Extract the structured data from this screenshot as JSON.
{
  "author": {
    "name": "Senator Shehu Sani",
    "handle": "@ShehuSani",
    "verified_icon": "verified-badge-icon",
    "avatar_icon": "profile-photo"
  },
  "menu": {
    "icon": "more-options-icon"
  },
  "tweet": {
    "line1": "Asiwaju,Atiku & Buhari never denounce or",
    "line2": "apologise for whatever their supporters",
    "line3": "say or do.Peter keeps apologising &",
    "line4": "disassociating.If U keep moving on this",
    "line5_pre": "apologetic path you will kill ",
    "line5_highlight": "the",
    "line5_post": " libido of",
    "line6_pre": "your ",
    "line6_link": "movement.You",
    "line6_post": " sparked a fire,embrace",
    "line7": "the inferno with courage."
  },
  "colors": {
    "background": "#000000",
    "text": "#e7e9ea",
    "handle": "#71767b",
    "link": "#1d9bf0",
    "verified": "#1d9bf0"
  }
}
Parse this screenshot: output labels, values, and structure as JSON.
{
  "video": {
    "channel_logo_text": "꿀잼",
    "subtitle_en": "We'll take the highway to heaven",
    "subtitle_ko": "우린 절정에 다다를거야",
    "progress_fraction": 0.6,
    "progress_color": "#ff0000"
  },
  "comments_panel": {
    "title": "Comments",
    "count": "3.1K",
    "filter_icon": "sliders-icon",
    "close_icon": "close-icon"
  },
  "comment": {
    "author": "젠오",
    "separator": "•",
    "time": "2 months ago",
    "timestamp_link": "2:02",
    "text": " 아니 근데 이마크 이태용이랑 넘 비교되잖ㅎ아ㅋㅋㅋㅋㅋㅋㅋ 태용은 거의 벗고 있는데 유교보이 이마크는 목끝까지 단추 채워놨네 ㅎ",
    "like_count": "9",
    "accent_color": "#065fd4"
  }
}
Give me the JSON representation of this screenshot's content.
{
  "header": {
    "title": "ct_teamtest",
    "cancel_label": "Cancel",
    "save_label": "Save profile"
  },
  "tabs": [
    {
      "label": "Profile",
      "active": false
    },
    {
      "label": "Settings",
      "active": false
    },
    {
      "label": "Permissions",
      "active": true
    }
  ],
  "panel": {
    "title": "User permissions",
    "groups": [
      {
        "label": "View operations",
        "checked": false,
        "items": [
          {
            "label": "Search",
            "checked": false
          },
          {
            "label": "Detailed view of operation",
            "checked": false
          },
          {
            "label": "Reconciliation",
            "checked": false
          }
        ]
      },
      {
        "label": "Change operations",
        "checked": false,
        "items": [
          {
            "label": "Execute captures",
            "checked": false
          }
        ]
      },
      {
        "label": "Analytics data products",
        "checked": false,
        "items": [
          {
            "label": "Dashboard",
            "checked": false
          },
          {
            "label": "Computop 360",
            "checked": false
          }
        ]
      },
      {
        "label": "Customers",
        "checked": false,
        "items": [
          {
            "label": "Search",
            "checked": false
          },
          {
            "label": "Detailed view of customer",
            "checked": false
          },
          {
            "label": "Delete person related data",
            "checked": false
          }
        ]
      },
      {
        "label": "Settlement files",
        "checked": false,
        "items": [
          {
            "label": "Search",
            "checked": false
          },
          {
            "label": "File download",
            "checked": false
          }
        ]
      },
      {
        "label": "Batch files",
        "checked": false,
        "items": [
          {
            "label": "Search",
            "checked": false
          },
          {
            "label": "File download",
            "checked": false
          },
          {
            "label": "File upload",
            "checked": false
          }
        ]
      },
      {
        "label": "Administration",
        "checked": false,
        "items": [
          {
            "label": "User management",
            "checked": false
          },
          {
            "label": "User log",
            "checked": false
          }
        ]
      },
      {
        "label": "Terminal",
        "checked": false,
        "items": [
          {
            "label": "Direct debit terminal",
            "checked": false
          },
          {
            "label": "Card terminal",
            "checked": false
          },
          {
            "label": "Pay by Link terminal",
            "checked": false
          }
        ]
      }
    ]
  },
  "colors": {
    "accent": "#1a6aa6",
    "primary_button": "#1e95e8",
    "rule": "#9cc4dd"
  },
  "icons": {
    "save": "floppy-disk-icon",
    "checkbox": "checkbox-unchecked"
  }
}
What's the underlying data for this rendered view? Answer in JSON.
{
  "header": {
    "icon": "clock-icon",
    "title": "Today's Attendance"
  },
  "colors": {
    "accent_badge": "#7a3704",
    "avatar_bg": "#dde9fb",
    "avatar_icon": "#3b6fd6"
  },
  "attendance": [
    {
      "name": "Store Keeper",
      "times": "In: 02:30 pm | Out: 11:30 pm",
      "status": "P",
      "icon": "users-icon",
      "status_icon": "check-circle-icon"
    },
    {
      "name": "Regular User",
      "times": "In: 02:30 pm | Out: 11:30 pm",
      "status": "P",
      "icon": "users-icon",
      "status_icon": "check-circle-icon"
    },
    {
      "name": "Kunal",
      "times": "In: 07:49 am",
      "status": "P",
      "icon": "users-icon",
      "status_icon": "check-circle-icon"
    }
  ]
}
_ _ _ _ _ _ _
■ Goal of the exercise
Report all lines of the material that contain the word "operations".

■ Task result
        "label": "View operations",
        "label": "Change operations",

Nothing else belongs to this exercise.